I recently tried the app with my English IIH classes. They worked in groups to complete a close reading activity on Poe’s poem The Raven. Before the activity, I added questions and imagescomments to help the students analyze the use of language and literary devices to convey theme. I explained the features in Subtext, and the students got to work. While students were asking questions, I was able to add my comments and they were able to answer each other’s questions. Students were also able to use the features to look up unfamiliar words and search the web to find helpful information. At the end of the lesson, I asked students what they thought of the tool and the response was unanimous. They thought the app was both fun and helpful. They enjoyed being able to construct meaning and collaborate when completing a close reading of the text. I will definitely be using this tool again.

Read Write Think


The National Council of Teachers of English and the International Reading Association have teamed up to create readwritethink.org, whose mission is to provide the highest quality practices in reading and language arts instruction by offering an awesome amount of free materials. On their website, they have tons of interactives including about two dozen that help to reinforce the basic skills of organizing and summarizing. Try this K-W-L interactive with your students to teach them how to prepare to read and write by organizing what they know (K), what they want to learn (W), and what new information they learned after reading (L). Try using an interactive organizer like this in conjunction with quality nonfiction like this New York Times article, Squabble Disrupts a Refuge for the Rich. In this article, Robin Pogrebin describes the controversy surrounding a proposal to build a visitors center at a famed Gilded Age Vanderbilt family mansion in Rhode Island. To incorporate some STEM in your classes you could use this article about two scientists trying to use a process called synthetic biology to grow plants that glow in the night.


Using an interactive organizer like a K-W-L chart can organize thoughts and reinforce understanding as students begin to read complex texts. The interactives on readwritethink.org are easy and fun to use. Try this one called Literary Graffiti that teaches students to visualize what they are reading and to create graphic symbols to help them develop as readers. And best of all, after using the interactives student work can be saved in .pdf form or printed.

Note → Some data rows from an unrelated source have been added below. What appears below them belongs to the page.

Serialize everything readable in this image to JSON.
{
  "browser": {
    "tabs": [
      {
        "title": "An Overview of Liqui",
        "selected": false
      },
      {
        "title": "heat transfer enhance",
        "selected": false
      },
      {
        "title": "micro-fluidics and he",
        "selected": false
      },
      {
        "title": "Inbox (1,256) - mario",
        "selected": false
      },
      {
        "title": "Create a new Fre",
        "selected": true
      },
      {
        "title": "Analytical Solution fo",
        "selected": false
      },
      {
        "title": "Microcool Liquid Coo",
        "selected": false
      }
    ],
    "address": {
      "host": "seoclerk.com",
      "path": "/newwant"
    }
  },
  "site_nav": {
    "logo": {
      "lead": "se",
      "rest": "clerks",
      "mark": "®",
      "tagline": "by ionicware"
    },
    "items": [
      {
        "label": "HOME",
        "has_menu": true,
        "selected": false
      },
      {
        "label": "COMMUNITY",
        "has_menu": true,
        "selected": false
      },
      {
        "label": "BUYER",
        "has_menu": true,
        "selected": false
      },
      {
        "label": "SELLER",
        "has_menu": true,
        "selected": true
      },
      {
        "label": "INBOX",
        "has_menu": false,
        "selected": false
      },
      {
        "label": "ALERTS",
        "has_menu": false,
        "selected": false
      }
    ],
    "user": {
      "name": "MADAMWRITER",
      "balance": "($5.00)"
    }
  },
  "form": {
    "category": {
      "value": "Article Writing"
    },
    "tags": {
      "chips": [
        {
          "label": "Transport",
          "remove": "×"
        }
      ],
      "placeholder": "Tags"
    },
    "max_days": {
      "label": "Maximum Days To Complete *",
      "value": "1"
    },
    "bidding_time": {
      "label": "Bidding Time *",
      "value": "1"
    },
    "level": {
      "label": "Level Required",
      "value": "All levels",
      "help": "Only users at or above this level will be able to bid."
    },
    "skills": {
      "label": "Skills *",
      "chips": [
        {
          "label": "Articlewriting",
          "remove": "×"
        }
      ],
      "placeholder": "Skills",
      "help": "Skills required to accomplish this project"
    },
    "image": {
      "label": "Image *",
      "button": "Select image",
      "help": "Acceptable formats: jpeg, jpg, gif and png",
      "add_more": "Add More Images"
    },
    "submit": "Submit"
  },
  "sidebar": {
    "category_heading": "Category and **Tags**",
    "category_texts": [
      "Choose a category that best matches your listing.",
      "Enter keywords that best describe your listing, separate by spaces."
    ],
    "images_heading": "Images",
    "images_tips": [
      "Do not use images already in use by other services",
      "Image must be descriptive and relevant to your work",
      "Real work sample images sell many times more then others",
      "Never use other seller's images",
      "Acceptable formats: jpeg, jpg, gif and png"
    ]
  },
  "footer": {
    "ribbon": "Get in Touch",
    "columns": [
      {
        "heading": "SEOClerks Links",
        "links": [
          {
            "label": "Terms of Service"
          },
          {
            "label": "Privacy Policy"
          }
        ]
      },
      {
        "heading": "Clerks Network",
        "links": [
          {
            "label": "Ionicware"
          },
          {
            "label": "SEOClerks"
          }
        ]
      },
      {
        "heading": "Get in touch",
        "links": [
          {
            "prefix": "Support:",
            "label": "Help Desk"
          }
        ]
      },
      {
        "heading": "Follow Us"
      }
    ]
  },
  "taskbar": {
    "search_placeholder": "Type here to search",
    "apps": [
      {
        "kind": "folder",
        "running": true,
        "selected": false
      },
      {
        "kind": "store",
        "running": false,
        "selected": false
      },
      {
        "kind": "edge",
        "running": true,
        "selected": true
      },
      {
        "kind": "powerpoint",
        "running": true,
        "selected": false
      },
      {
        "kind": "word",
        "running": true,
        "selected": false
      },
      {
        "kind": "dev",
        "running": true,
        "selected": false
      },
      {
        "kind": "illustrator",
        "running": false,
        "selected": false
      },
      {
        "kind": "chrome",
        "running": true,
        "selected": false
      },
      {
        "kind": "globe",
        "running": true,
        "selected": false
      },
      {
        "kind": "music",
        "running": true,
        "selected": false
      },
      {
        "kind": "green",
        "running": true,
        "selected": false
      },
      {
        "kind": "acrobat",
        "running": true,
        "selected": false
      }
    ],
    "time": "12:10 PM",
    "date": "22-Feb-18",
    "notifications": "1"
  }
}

Thanks to Mike Sorge for showing me these fantastic resources!

Jonathan Olsen